7GPiXSO+Rmj7a9KhzqQBut I think the changes go deeper than that.  Living through such a traumatic year (my family also faced some difficulties that had nothing to do with Covid) has taught me a lot about myself, and I think growing in self-awareness is always a good thing.  I learned that I had the ability to be patient, even when I yearned for quick answers and even quicker action.  And while I’ve never been what could be called the “outdoorsy type,” I learned that the more time I spend outside, the calmer and happier I become.  Nature truly is a great healer, for both the body and the soul.  I also figured out that one way to cope with uncertain times is to get busy working on the things I do have control over, even something as mundane as painting the guest bedroom.

I may be a natural introvert who craves some alone time each and every day, but now I also know how desperately I need to stay connected to other people.  Talking with friends and family reminds me that I don’t have to face problems alone, and there is both strength and comfort in that.  That old saying, “a problem shared is a problem halved” is absolutely correct, and a reminder of just how important it is to support each other in our times of need.  And in the face of so much negativity, conflicting “facts” and general fear-mongering, I’ve learned the importance of thinking for myself, doing research when necessary, and trusting in good old-fashioned common sense as much as possible.
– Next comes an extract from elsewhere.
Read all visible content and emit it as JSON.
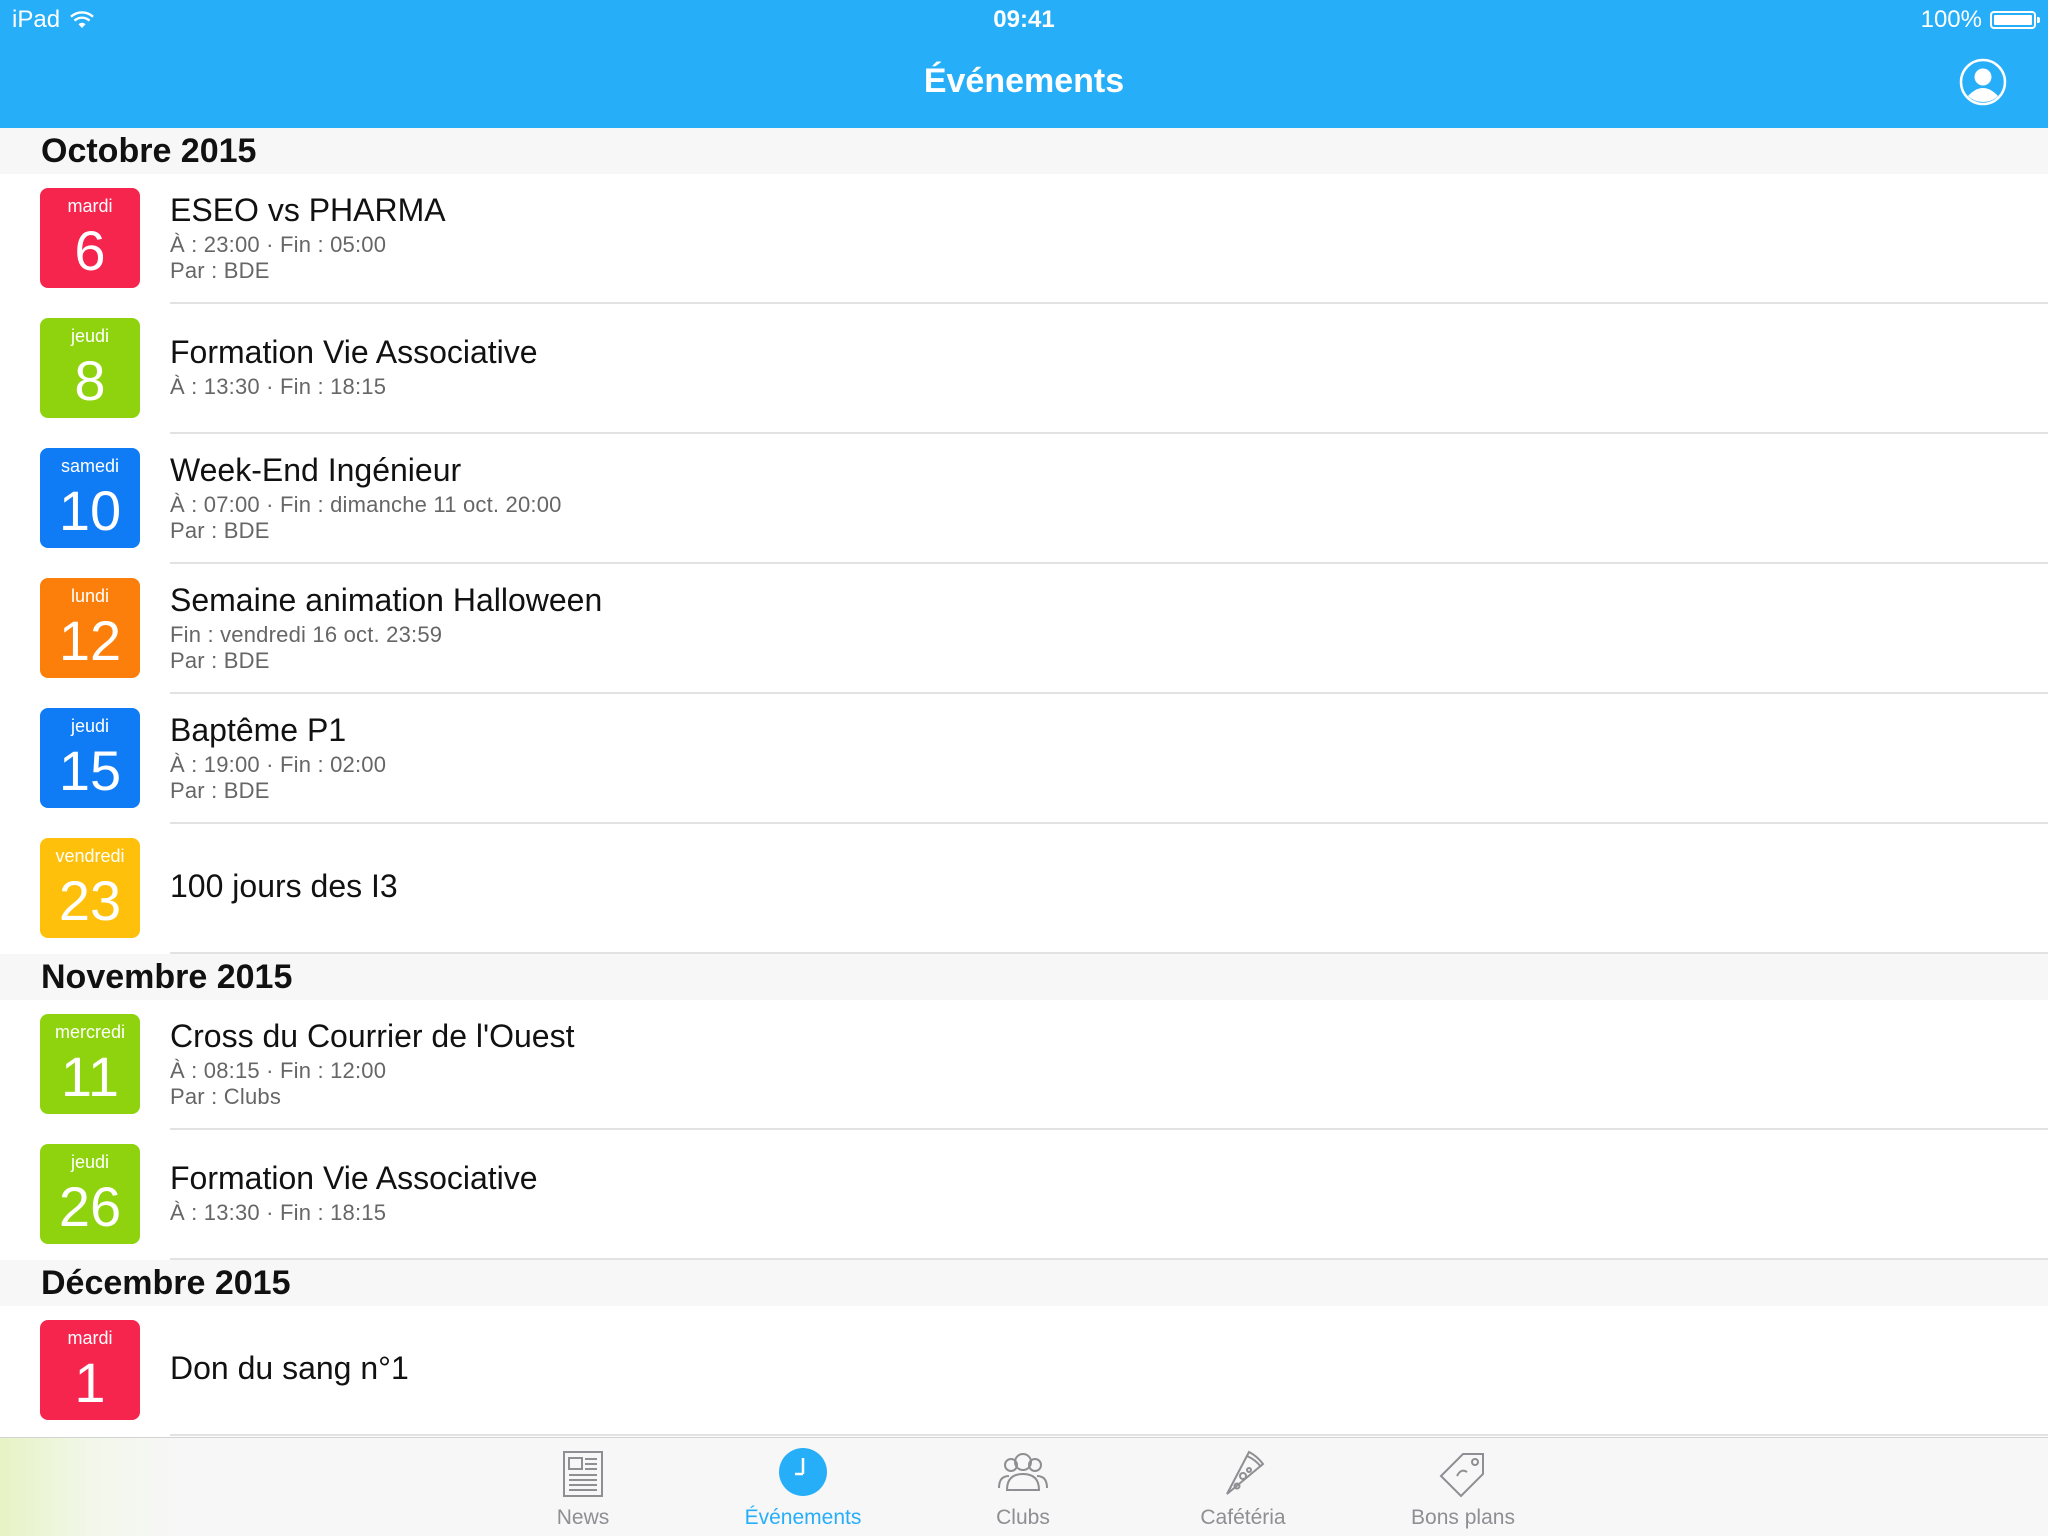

So no, I’m not exactly the same person I was twelve months ago, but that’s okay.  In fact, it’s more than okay, because the lessons I’ve learned from the past year have left me better equipped to face the future with hope and confidence.  And for that, I’ll always be grateful.